My experiences at Asian floating markets have included constant conversations between me and merchants, and thereafter between me and myself, such as: “How much is it?” — “How much do you want to give me?”, he replies. “How much was it worth?”, I was then wondering while sailing down the Mekong river, “Is it worth returning?” Think about this — these questions are essentially different. So, what are the relations between framing the value of something and determining its price?
Let us zoom out. Why do we entrust the market economy and economics with a task of (e)valuation of goods, deeds, benefits and costs? Studying economic history and critically reviewing accounting, business and economic writings and practices repeatedly demonstrate us how problematic and doubtful this approach could be. On the other hand, sociologists and anthropologists have been occupied mainly with understanding values such as those with a cultural or religious basis.
The insightful book Making Things Valuable (Oxford University Press, 2015), edited by Martin Kornberger, Lise Justesen, Anders Koed Madsen, and Jan Mouritsen, poses and tackles a core question: What if value is neither an intrinsic quality of an object, nor a reflection of a subjects preferences but rather something that is organized and brought into existence through mechanisms, technologies and practices of valuation?
The theoretical inspiration of this very interesting volume is interdisciplinary; it brings together scholars from economic sociology, organization studies, science and technology studies, and accounting with the aim of scrutinizing through which practices and processes things are made valuable. The argument arises from this book is that valuing should be understood as a plural activity where pricing things is just one way of signifying value. It supports a processual view of valuation that suggests moving the analytical gaze from things towards the network of elements and the evaluative infrastructure that makes them valuable. Socio-economic reality is constituted through different orders of worth that are grounded in the way people praise and prize things. The book’s chapters address the question of valuation theoretically and through empirical analyses of diverse objects of valuations, such as insurances, gold, university ranking lists, sport games, wind power, big data, and more.
Adding to the important work done within economic sociology during recent decades, this recommended volume contributes to, and stimulates, rethinking the common perception of (monetary) value and reexamining the dominant perspective of economistic valuation.
Now, back to my personal deliberation while I was amazed by the beauty and the misery of the markets in the Mekong Delta: “To have or not to have”, that was the question. The answer is that various goals and features embodied in valuation, this is not just about pricing or calculation.
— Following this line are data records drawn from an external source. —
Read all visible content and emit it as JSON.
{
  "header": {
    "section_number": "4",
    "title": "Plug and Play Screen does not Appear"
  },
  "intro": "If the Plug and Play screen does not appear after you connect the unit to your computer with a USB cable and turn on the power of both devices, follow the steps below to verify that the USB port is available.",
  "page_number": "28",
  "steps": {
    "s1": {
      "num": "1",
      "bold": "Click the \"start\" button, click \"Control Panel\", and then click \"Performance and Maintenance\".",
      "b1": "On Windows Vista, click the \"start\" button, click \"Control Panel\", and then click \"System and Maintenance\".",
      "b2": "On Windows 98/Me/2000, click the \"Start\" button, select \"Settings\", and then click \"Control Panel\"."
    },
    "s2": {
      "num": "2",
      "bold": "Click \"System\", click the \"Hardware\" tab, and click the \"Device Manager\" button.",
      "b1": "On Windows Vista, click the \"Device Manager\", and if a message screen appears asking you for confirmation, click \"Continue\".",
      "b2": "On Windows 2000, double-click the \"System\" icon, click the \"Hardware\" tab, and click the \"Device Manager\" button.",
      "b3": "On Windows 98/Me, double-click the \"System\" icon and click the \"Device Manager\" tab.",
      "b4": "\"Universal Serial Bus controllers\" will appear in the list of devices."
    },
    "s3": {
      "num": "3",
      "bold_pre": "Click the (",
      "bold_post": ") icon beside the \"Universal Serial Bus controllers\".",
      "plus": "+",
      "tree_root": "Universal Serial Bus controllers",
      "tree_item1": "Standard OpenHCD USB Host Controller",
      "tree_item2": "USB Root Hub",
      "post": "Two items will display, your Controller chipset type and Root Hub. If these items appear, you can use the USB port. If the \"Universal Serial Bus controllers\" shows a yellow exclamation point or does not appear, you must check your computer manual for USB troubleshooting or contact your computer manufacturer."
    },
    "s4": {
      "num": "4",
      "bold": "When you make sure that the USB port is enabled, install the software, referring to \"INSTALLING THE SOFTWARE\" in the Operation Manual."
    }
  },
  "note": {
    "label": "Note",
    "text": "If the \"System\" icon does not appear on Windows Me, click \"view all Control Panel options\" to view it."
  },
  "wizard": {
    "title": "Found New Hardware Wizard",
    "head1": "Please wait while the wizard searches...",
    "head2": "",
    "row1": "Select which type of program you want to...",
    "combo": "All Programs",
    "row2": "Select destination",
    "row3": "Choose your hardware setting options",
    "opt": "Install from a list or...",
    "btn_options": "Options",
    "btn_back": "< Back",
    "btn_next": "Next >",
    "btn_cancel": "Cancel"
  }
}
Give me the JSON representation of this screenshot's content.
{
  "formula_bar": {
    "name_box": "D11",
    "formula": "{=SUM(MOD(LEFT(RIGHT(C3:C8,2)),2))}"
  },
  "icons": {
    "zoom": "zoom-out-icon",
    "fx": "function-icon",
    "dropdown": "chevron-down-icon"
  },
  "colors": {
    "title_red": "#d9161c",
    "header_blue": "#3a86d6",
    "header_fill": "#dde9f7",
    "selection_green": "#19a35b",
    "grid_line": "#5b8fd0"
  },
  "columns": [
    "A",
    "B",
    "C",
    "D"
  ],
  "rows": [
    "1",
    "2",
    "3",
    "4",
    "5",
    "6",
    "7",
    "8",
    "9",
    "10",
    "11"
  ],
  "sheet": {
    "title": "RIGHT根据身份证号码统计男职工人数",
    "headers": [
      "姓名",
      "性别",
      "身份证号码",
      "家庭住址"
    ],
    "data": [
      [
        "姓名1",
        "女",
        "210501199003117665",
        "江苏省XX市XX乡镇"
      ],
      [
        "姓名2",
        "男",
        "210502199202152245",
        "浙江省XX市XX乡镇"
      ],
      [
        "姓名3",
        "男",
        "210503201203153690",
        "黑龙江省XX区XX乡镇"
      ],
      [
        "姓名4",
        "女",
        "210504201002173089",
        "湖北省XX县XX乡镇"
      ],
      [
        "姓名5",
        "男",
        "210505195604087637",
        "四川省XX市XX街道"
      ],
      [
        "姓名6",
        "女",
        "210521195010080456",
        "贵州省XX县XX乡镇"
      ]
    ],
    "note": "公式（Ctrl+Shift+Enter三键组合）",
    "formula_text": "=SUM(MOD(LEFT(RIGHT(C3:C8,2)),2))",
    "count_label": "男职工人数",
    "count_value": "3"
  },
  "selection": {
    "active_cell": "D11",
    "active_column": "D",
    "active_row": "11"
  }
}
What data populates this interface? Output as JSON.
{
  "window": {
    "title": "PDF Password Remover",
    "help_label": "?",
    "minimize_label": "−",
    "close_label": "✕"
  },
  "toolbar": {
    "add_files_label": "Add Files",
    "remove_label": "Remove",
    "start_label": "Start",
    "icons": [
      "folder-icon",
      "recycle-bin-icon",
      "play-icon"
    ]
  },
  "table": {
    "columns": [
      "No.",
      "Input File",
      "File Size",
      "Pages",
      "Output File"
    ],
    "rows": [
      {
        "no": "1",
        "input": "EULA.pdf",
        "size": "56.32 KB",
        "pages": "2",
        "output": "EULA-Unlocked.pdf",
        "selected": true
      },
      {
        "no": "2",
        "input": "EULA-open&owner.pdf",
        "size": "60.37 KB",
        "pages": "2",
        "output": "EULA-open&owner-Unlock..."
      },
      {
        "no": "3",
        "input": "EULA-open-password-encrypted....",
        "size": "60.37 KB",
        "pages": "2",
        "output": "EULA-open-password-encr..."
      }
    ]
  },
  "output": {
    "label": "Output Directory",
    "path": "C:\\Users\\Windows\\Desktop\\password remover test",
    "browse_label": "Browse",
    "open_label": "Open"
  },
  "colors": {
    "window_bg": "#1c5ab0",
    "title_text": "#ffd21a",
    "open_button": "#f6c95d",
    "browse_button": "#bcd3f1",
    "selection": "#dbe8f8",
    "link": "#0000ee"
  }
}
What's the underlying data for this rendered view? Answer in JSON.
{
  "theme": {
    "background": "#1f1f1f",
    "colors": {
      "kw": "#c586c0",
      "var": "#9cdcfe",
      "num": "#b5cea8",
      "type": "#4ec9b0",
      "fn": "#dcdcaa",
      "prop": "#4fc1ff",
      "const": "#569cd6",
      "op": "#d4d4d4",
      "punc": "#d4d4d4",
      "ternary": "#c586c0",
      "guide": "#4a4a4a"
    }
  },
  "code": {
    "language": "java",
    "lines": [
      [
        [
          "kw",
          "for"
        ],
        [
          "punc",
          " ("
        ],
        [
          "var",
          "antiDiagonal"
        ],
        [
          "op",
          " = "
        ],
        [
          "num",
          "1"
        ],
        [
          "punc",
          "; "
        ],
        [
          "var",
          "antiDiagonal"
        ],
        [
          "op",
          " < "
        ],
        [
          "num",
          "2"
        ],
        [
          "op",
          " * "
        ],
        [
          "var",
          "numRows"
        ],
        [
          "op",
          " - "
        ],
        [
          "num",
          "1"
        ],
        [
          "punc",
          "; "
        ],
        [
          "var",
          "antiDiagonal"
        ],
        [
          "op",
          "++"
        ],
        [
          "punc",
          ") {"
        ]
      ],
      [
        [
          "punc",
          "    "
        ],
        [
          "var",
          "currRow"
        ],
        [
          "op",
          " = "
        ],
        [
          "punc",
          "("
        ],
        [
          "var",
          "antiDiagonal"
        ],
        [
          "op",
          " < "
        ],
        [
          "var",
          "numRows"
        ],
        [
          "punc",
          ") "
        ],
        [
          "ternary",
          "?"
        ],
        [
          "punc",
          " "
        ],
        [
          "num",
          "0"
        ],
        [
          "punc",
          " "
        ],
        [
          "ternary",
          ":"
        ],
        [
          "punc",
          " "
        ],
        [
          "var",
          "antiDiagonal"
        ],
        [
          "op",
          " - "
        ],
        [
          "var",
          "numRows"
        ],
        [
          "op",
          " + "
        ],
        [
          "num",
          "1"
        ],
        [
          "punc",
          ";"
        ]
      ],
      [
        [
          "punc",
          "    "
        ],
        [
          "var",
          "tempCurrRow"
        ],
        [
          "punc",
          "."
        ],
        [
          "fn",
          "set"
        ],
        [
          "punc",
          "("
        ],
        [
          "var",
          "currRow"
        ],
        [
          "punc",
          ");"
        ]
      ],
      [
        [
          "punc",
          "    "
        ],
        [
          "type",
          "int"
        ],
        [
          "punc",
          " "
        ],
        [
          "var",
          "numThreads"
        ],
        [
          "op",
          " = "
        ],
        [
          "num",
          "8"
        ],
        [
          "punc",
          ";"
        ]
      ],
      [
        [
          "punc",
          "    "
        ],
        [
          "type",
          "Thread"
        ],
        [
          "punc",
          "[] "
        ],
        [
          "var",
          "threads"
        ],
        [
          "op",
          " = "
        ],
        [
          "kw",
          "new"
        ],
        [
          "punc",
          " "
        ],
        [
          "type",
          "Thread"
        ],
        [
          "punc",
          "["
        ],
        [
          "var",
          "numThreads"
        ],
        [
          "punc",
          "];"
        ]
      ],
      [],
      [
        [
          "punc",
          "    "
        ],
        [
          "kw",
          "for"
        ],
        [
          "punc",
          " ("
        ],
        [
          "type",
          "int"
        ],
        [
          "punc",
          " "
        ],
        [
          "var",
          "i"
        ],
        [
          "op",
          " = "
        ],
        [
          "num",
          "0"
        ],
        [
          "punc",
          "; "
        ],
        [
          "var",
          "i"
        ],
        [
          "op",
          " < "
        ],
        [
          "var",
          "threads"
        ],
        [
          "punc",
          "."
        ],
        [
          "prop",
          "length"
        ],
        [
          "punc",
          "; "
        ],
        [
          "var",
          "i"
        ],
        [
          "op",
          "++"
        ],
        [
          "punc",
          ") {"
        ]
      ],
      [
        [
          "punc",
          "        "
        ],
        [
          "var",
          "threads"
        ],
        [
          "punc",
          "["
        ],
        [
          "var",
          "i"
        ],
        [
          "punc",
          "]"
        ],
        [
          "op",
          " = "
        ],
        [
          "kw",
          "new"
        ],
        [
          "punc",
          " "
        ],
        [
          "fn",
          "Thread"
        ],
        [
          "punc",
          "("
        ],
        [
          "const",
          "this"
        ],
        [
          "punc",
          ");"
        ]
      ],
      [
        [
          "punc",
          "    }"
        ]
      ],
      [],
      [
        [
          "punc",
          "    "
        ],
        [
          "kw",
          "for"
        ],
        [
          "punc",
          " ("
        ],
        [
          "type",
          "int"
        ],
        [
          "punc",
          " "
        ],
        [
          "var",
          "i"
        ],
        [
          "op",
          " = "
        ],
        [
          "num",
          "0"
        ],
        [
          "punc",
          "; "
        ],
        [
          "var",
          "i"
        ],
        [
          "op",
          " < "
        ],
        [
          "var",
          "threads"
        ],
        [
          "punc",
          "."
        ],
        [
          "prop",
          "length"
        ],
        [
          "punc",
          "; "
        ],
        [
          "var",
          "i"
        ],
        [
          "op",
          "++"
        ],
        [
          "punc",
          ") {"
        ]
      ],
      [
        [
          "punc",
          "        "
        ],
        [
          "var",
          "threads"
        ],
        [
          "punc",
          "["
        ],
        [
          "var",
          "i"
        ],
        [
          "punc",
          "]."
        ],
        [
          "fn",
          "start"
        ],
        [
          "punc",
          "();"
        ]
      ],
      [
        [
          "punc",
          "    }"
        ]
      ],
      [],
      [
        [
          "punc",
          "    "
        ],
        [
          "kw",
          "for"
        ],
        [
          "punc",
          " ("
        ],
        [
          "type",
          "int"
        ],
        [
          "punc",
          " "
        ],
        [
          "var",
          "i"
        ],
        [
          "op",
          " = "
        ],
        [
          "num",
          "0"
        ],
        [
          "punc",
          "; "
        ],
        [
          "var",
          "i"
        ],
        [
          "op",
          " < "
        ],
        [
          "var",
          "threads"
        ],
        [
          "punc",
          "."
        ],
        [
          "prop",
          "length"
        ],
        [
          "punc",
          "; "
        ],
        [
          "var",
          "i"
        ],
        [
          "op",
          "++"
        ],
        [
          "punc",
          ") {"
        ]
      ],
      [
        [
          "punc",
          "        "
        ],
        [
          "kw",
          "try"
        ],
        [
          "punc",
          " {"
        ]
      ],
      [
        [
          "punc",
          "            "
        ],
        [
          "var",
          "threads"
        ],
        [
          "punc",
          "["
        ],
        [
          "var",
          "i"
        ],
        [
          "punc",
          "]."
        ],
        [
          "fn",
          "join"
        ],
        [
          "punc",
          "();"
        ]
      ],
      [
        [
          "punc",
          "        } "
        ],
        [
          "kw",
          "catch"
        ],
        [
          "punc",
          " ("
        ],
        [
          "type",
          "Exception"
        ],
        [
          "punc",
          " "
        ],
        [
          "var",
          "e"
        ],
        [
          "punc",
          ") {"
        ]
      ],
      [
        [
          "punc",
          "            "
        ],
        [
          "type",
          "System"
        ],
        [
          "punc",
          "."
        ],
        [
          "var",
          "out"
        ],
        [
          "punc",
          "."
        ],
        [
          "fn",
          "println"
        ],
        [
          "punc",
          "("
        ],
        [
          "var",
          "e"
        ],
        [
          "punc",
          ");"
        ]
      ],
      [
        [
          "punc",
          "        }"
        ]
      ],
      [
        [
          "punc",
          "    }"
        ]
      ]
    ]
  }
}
“Money is not a “mere voucher for unspecified utilities”, which could be altered at will without any fundamental effect on the character of the price system as a struggle of man against man. “Money” is, rather, primarily a weapon in this struggle, and prices are expressions of the struggle; they are instruments of calculation only as estimated quantifications of relative chances in this struggle of interests.” (Max Weber)
Weber, Max. 1978. Economy and Society: An Outline of Interpretive Sociology. University of California Press. (p. 108)
Dear the ES/PE community members, see below an abundant list of great and interesting academic opportunities: 7 calls for papers for conferences, 6 job openings, 5 calls for summer schools for PhD students and junior scholars, 2 post-doctoral positions and 2 doctoral fellowships in various topics in economic sociology and political economy, with March 31–April 20 deadlines. Share this list with your colleagues and students. Good luck!
Calls for papers: